● REQUIRED WORK: Repeat the data as given. Images do not go in the copy.

● PROVIDED INFORMATION:
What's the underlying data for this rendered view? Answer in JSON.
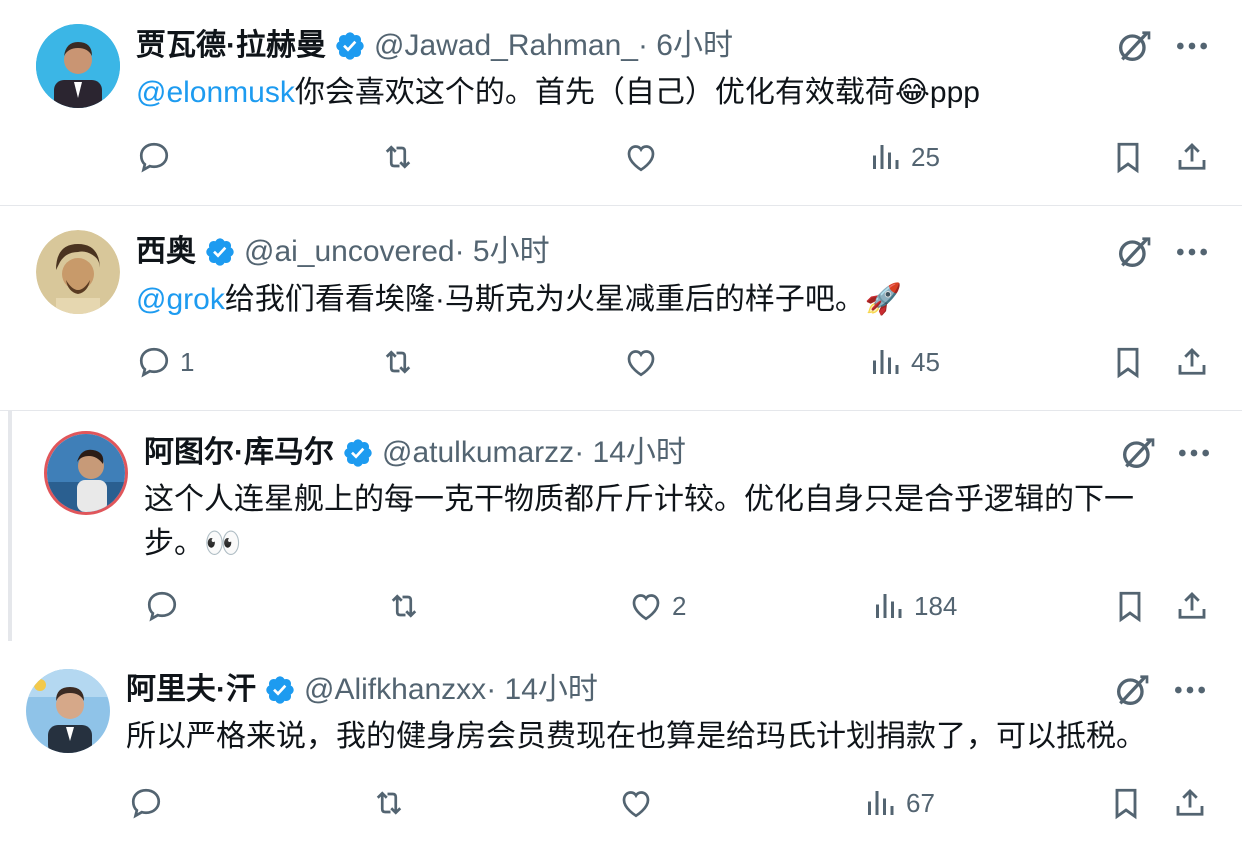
{
  "tweets": [
    {
      "display_name": "贾瓦德·拉赫曼",
      "handle": "@Jawad_Rahman_",
      "time": " · 6小时",
      "mention": "@elonmusk",
      "text": "你会喜欢这个的。首先（自己）优化有效载荷😂ppp",
      "text2": "",
      "replies": "",
      "retweets": "",
      "likes": "",
      "views": "25"
    },
    {
      "display_name": "西奥",
      "handle": "@ai_uncovered",
      "time": " · 5小时",
      "mention": "@grok",
      "text": "给我们看看埃隆·马斯克为火星减重后的样子吧。🚀",
      "text2": "",
      "replies": "1",
      "retweets": "",
      "likes": "",
      "views": "45"
    },
    {
      "display_name": "阿图尔·库马尔",
      "handle": "@atulkumarzz",
      "time": " · 14小时",
      "mention": "",
      "text": "这个人连星舰上的每一克干物质都斤斤计较。优化自身只是合乎逻辑的下一",
      "text2": "步。👀",
      "replies": "",
      "retweets": "",
      "likes": "2",
      "views": "184"
    },
    {
      "display_name": "阿里夫·汗",
      "handle": "@Alifkhanzxx",
      "time": " · 14小时",
      "mention": "",
      "text": "所以严格来说，我的健身房会员费现在也算是给玛氏计划捐款了，可以抵税。",
      "text2": "",
      "replies": "",
      "retweets": "",
      "likes": "",
      "views": "67"
    }
  ],
  "colors": {
    "accent": "#1d9bf0",
    "muted": "#536471",
    "text": "#0f1419",
    "border": "#e5e7eb"
  },
  "icons": [
    "verified-badge-icon",
    "grok-icon",
    "more-icon",
    "reply-icon",
    "retweet-icon",
    "like-icon",
    "views-icon",
    "bookmark-icon",
    "share-icon"
  ]
}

● SOLVED EXERCISE:
What's the underlying data for this rendered view? Answer in JSON.
{
  "tweets": [
    {
      "display_name": "贾瓦德·拉赫曼",
      "handle": "@Jawad_Rahman_",
      "time": " · 6小时",
      "mention": "@elonmusk",
      "text": "你会喜欢这个的。首先（自己）优化有效载荷😂ppp",
      "text2": "",
      "replies": "",
      "retweets": "",
      "likes": "",
      "views": "25"
    },
    {
      "display_name": "西奥",
      "handle": "@ai_uncovered",
      "time": " · 5小时",
      "mention": "@grok",
      "text": "给我们看看埃隆·马斯克为火星减重后的样子吧。🚀",
      "text2": "",
      "replies": "1",
      "retweets": "",
      "likes": "",
      "views": "45"
    },
    {
      "display_name": "阿图尔·库马尔",
      "handle": "@atulkumarzz",
      "time": " · 14小时",
      "mention": "",
      "text": "这个人连星舰上的每一克干物质都斤斤计较。优化自身只是合乎逻辑的下一",
      "text2": "步。👀",
      "replies": "",
      "retweets": "",
      "likes": "2",
      "views": "184"
    },
    {
      "display_name": "阿里夫·汗",
      "handle": "@Alifkhanzxx",
      "time": " · 14小时",
      "mention": "",
      "text": "所以严格来说，我的健身房会员费现在也算是给玛氏计划捐款了，可以抵税。",
      "text2": "",
      "replies": "",
      "retweets": "",
      "likes": "",
      "views": "67"
    }
  ],
  "colors": {
    "accent": "#1d9bf0",
    "muted": "#536471",
    "text": "#0f1419",
    "border": "#e5e7eb"
  },
  "icons": [
    "verified-badge-icon",
    "grok-icon",
    "more-icon",
    "reply-icon",
    "retweet-icon",
    "like-icon",
    "views-icon",
    "bookmark-icon",
    "share-icon"
  ]
}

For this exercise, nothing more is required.